### Task details
Report how many lines below contain the word "kind", and give only that number.

### Material provided
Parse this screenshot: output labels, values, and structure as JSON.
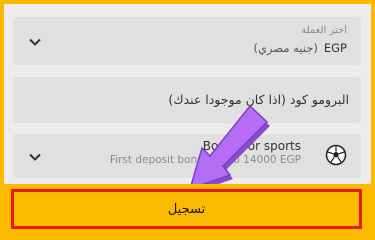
{
  "currency_field": {
    "label": "اختر العملة",
    "code": "EGP",
    "name": "(جنيه مصري)"
  },
  "promo_field": {
    "placeholder": "البرومو كود (اذا كان موجودا عندك)"
  },
  "bonus_field": {
    "title": "Bonus for sports",
    "subtitle": "First deposit bonus up to 14000 EGP"
  },
  "register_button": {
    "label": "تسجيل"
  },
  "icons": {
    "dropdown": "chevron-down-icon",
    "bonus": "soccer-ball-icon",
    "pointer": "arrow-pointer-icon"
  },
  "colors": {
    "frame": "#fbb900",
    "field_bg": "#e0e0e0",
    "button_border": "#e41b1b",
    "arrow": "#b36ef5"
  }
}
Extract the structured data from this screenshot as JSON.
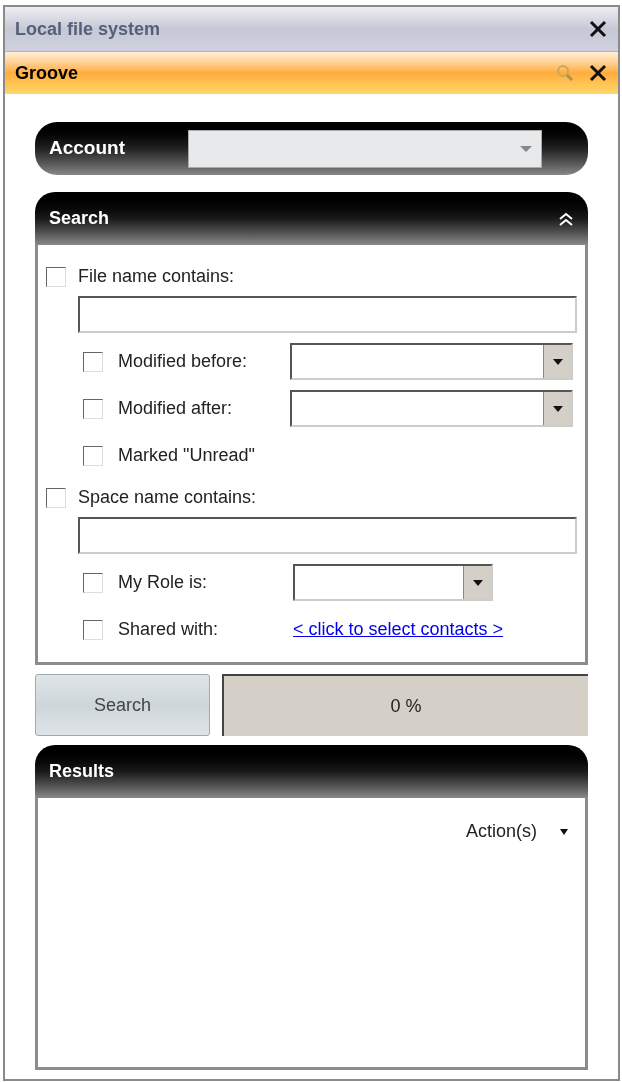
{
  "panes": [
    {
      "title": "Local file system",
      "selected": false
    },
    {
      "title": "Groove",
      "selected": true
    }
  ],
  "account": {
    "label": "Account"
  },
  "search_panel": {
    "title": "Search",
    "expanded": true,
    "criteria": [
      {
        "kind": "text",
        "label": "File name contains:",
        "checked": false,
        "children": [
          {
            "kind": "date",
            "label": "Modified before:",
            "checked": false
          },
          {
            "kind": "date",
            "label": "Modified after:",
            "checked": false
          },
          {
            "kind": "plain",
            "label": "Marked \"Unread\"",
            "checked": false
          }
        ]
      },
      {
        "kind": "text",
        "label": "Space name contains:",
        "checked": false,
        "children": [
          {
            "kind": "role",
            "label": "My Role is:",
            "checked": false
          },
          {
            "kind": "link",
            "label": "Shared with:",
            "checked": false,
            "link": "< click to select contacts >"
          }
        ]
      }
    ]
  },
  "search_button": "Search",
  "progress": {
    "level": 0,
    "reading": "0 %"
  },
  "results": {
    "title": "Results",
    "actions": "Action(s)"
  }
}
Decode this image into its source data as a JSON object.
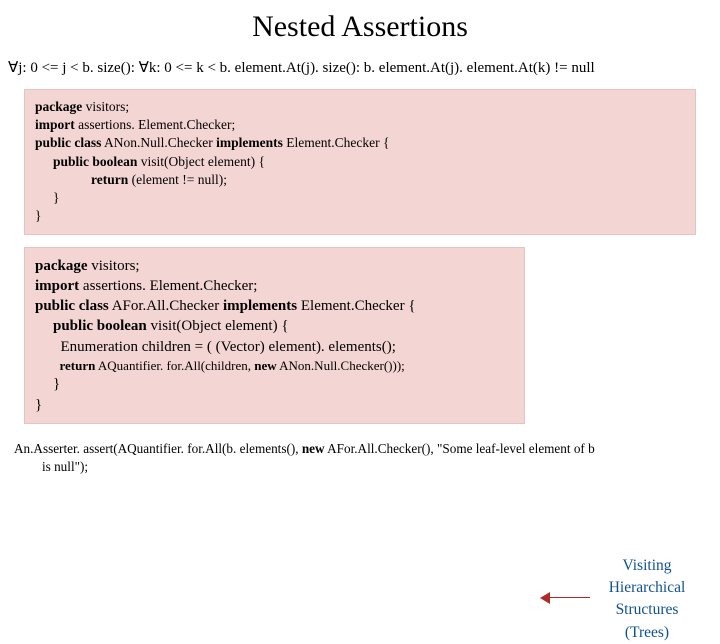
{
  "title": "Nested Assertions",
  "formula": "∀j: 0 <= j < b. size(): ∀k: 0 <= k <  b. element.At(j). size(): b. element.At(j). element.At(k) != null",
  "code1": {
    "l1a": "package",
    "l1b": " visitors;",
    "l2a": "import",
    "l2b": " assertions. Element.Checker;",
    "l3a": "public class",
    "l3b": " ANon.Null.Checker ",
    "l3c": "implements",
    "l3d": " Element.Checker {",
    "l4a": "public boolean",
    "l4b": " visit(Object element) {",
    "l5a": "return",
    "l5b": " (element != null);",
    "l6": "}",
    "l7": "}"
  },
  "code2": {
    "l1a": "package",
    "l1b": " visitors;",
    "l2a": "import",
    "l2b": " assertions. Element.Checker;",
    "l3a": "public class",
    "l3b": " AFor.All.Checker ",
    "l3c": "implements",
    "l3d": " Element.Checker {",
    "l4a": "public boolean",
    "l4b": " visit(Object element) {",
    "l5": "Enumeration children = ( (Vector) element). elements();",
    "l6a": "return",
    "l6b": " AQuantifier. for.All(children, ",
    "l6c": "new",
    "l6d": " ANon.Null.Checker()));",
    "l7": "}",
    "l8": "}"
  },
  "note": {
    "l1": "Visiting",
    "l2": "Hierarchical",
    "l3": "Structures",
    "l4": "(Trees)"
  },
  "bottom": {
    "part1": "An.Asserter. assert(AQuantifier. for.All(b. elements(), ",
    "kw": "new",
    "part2": " AFor.All.Checker(), \"Some leaf-level element of b",
    "cont": "is null\");"
  }
}
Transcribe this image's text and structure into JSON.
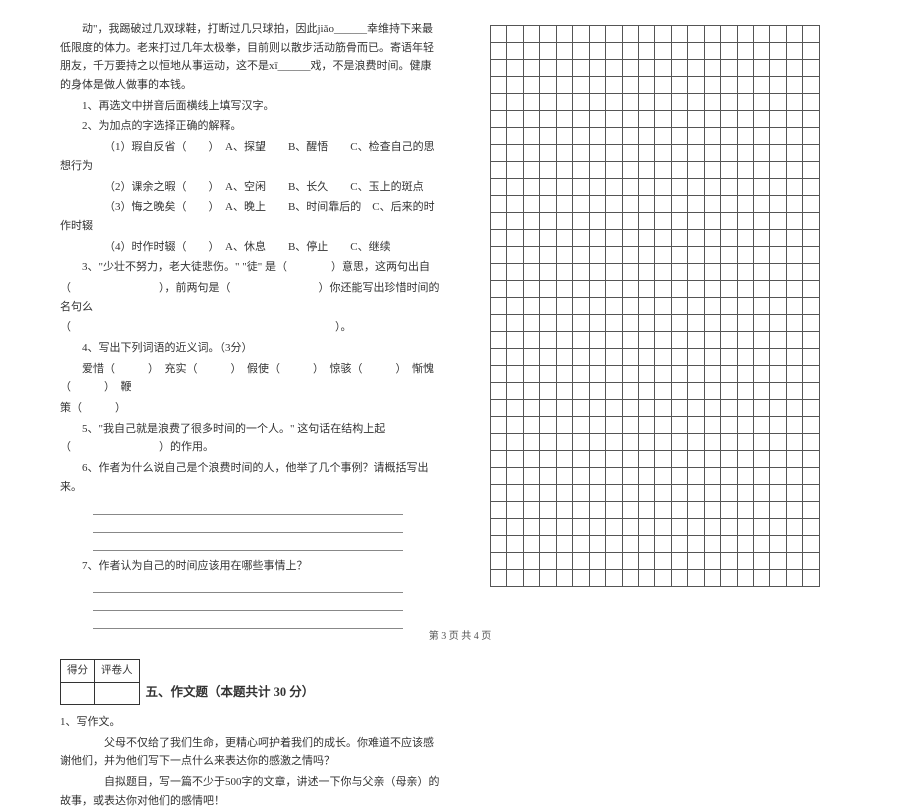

### Finished task
7